Scientists of Harvard University succeeded in extracting soluble amyloid-beta protein oligomers directly from the cerebral cortex of patients. The amyloid-beta oligomers effectively inhibited long-term potentiation (LTP), enhanced long-term depression (LTD) and reduced dendritic spine density in normal rodent hippocampus, the brain centre of long-term memory.

Soluble from the diseased brains blocked the memory of learned behaviour in healthy rats. Abeta dimers were especially potent. were required for the LTD enhancement, and were required for the spine loss.

Application of antibodies to the prevented the LTP and LTD deficiencies. Antibodies directed against the midregion of the were not as successful.

If instead of soluble amyloid, insoluble amyloid plaque cores were used, still taken from a cortex, LTP was not impaired. In case the plaques were solubised and thus released amyloid dimers, LTP was also effectively inhibited. The plaques, therefore, seem to be mostly inactive except for segregating synaptotoxic amyloid dimers.

The research group suggest that soluble amyloid oligomers that were extracted from brains can very effectively inhibit the structure and function of synapses. dimers seem to be the smallest synaptotoxic unit.

Related antibodies on antibodies-online.com:

Amyloid, N-terminal

N-methyl D-aspartate receptors:



Glutamate Receptor, Ionotropic, N-methyl D-aspartate receptor 3a
Glutamate Receptor, Ionotropic, N-methyl D-aspartate receptor 3b

Metabotropic glutamate receptors:
Glutamate receptor, metabotropic 1
Glutamate receptor, metabotropic 2
Glutamate receptor, metabotropic 3

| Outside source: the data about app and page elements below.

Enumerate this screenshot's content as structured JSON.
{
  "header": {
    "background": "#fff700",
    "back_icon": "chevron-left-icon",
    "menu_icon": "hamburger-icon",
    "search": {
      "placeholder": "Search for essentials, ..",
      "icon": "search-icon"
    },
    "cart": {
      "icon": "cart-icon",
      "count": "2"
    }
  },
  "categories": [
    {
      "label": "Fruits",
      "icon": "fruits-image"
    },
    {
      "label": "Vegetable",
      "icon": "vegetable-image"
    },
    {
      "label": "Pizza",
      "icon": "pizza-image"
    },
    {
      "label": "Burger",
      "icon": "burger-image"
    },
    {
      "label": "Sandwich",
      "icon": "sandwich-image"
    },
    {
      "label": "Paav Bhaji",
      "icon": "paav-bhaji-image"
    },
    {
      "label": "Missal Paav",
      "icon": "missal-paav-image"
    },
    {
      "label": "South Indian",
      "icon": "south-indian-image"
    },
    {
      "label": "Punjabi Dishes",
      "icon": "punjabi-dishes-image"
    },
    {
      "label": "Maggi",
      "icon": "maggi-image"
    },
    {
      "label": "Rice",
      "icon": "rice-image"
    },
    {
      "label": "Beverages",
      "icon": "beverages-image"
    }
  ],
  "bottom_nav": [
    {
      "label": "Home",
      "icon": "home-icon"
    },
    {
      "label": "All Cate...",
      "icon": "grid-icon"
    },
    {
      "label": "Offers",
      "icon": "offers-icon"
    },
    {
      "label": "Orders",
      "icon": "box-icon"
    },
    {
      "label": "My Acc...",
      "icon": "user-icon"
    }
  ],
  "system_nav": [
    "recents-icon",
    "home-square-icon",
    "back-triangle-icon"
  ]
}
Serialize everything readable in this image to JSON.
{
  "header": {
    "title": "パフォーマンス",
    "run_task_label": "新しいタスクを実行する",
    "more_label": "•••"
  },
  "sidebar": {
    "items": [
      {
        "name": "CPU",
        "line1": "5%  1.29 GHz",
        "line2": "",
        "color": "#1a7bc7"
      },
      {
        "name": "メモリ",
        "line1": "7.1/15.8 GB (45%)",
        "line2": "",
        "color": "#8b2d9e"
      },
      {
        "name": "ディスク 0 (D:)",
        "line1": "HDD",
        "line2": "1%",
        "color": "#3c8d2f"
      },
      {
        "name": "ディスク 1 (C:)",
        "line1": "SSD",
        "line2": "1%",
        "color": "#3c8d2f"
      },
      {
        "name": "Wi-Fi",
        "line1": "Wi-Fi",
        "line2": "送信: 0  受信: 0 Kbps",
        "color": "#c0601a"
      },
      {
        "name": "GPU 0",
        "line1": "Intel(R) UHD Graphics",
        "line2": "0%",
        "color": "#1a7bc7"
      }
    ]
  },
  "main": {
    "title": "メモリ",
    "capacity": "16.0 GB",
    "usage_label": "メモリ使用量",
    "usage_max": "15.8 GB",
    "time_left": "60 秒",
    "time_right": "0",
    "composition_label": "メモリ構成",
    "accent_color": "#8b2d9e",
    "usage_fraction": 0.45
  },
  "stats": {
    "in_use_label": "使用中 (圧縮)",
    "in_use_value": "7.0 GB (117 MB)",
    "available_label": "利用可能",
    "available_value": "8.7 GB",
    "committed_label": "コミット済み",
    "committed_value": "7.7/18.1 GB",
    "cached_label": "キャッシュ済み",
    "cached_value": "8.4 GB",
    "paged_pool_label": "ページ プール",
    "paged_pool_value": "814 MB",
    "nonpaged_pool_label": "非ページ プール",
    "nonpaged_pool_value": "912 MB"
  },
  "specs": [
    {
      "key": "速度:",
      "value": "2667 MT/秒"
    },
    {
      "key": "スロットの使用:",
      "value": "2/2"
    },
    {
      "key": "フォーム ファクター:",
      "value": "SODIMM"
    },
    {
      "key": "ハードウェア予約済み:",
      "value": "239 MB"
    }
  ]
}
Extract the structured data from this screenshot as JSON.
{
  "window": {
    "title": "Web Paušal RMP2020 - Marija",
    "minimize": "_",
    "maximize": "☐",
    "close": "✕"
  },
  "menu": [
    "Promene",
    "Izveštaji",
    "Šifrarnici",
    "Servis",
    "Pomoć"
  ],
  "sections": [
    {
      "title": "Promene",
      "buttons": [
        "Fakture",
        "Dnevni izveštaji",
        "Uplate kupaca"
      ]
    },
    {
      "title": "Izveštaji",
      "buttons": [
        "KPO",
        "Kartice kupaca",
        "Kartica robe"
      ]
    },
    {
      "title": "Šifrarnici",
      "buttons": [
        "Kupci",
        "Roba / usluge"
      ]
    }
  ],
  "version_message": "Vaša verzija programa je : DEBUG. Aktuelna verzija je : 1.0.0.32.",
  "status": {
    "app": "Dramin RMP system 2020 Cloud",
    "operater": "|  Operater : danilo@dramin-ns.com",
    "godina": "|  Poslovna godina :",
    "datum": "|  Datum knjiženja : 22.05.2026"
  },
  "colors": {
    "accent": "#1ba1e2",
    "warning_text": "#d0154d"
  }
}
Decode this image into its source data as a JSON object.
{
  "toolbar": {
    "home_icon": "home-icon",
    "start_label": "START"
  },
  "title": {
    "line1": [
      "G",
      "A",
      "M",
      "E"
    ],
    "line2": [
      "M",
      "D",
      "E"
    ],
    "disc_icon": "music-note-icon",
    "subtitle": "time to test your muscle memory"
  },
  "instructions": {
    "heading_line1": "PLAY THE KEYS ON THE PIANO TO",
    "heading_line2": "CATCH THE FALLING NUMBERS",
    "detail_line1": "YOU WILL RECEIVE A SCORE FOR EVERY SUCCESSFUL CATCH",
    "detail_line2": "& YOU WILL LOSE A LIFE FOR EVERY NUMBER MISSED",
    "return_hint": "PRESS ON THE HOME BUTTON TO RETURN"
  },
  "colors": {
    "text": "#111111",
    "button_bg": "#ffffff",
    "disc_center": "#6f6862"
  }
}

Glutamate receptor, metabotropic 7
Glutamate receptor, metabotropic 8

Antibodies for the research area Morbus Alzheimer:

Antibodies for the research area receptors: